Your contract cannot be nonrenewed for retaliation of your First Amendment rights, such as speaking out in public or joining our Association, or for discriminatory reasons, e.g., race, gender, religion, age, disability. If your contract is nonrenewed, you can submit a written request to the superintendent for the reasons and these must be provided in writing. You can and should apply for unemployment benefits as soon as the school year ends. And you should not resign in lieu of nonrenewal as this may make you ineligible for unemployment benefits.

Once reemployed for the fourth consecutive year in the same district, you are nonprobationary. Time you accrued in the district on probationary status counts toward attainment of nonprobationary status if you have a Colorado teaching license; work full time and continuously with no breaks in service (illness and approved leaves aren’t breaks).

Once you are nonprobationary, Colorado’s Teacher Employment, Compensation and Dismissal Act covers your employment. You can’t be dismissed under this law unless the district can prove one of several grounds: incompetency, neglect of duty, immorality, unsatisfactory performance, insubordination, a felony conviction, or other good and just cause.

Under this law, there is a hearing process with written charges, administrative leave with pay, the right to representation, and other guarantees. The neutral hearing officer’s recommendation for dismissal or retention is not binding on the district; if you are dismissed, you can appeal through the courts.

Some people say you have “tenure” after your third year on probationary status. But, in fact, you have due process under state law and the right to a fair dismissal. Generally, none of these legal protections cover teachers in public charter schools.

Resigning?
If you want to resign your teaching contract, you must give at least 30 days written notice before the start of the new school year. Failure to do so allows the district to withhold part of your pay.

FMLA, ADA: Federal laws that cover teachers
The Family Medical Leave Act (FMLA) requires an employer to provide employees with up to 12 weeks of leave to care for their families or themselves without losing their jobs. You can use this leave for birth, adoption, or foster care; to care for your child, spouse, or parent with a serious health condition; to recuperate from your own serious illness or health condition.
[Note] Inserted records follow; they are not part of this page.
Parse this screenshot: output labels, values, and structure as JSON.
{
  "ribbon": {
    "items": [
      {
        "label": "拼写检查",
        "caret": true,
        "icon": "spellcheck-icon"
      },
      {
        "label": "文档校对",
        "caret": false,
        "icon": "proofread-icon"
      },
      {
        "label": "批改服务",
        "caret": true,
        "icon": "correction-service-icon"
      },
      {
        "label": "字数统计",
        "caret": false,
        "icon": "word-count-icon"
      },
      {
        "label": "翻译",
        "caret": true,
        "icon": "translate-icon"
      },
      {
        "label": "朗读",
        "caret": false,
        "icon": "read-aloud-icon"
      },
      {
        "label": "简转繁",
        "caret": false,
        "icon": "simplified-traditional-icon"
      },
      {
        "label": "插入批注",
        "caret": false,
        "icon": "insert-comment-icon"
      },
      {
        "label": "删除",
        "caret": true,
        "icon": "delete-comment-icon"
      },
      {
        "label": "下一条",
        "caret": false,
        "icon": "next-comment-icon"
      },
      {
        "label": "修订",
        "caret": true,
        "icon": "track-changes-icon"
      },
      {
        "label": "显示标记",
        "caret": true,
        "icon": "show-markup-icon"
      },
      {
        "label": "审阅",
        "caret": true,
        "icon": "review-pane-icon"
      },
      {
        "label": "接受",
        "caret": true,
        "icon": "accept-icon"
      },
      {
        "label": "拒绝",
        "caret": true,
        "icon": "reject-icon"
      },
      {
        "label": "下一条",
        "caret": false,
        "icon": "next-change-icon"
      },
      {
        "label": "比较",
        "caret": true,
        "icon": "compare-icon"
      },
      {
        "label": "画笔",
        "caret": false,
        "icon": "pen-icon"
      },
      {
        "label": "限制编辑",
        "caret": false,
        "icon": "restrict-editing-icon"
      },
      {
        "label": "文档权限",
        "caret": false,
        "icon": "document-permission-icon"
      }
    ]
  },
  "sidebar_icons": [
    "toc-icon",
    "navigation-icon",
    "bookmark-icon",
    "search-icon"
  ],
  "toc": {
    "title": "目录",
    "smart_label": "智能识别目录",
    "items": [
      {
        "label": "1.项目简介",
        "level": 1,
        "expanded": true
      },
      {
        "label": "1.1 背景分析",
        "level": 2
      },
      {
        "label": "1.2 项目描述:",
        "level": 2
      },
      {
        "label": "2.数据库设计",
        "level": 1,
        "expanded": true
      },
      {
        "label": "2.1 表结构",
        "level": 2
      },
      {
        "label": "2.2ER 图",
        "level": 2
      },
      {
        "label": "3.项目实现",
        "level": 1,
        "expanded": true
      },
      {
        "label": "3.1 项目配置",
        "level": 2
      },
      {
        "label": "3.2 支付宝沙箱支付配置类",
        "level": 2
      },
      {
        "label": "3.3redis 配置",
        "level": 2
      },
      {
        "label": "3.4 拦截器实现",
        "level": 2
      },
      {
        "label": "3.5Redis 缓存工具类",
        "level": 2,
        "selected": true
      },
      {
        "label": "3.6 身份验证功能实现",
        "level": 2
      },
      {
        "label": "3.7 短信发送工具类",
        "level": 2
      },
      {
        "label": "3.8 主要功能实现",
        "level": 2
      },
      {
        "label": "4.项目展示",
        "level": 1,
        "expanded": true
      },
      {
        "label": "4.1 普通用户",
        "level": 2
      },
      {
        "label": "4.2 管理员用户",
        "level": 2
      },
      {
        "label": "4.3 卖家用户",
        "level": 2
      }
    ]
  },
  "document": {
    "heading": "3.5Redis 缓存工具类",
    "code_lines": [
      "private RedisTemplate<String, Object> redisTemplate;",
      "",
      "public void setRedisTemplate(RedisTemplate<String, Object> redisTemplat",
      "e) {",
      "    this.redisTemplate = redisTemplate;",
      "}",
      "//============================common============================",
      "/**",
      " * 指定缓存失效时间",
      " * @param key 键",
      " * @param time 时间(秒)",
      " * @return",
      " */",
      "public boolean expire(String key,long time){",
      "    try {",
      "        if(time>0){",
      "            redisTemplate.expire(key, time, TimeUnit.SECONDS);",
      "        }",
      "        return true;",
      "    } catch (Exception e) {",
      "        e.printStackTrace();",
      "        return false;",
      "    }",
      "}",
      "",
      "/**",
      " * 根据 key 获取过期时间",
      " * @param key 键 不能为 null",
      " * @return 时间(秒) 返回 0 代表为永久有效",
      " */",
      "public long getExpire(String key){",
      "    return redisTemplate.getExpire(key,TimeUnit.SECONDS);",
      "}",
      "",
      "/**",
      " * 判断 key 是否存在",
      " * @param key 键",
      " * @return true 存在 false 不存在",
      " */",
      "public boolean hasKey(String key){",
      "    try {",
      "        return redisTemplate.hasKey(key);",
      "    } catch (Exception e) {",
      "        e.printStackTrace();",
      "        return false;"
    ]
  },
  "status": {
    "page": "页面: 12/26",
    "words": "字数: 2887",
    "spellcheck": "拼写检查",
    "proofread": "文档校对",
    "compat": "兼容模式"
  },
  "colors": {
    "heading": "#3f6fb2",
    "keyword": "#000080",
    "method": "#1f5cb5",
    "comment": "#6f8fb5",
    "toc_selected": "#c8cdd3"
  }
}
The Americans with Disabilities Act (ADA) makes public places accessible to the disabled and prohibits discrimination in employment due to one’s disability. School districts are covered by the ADA, but state agencies/schools are not.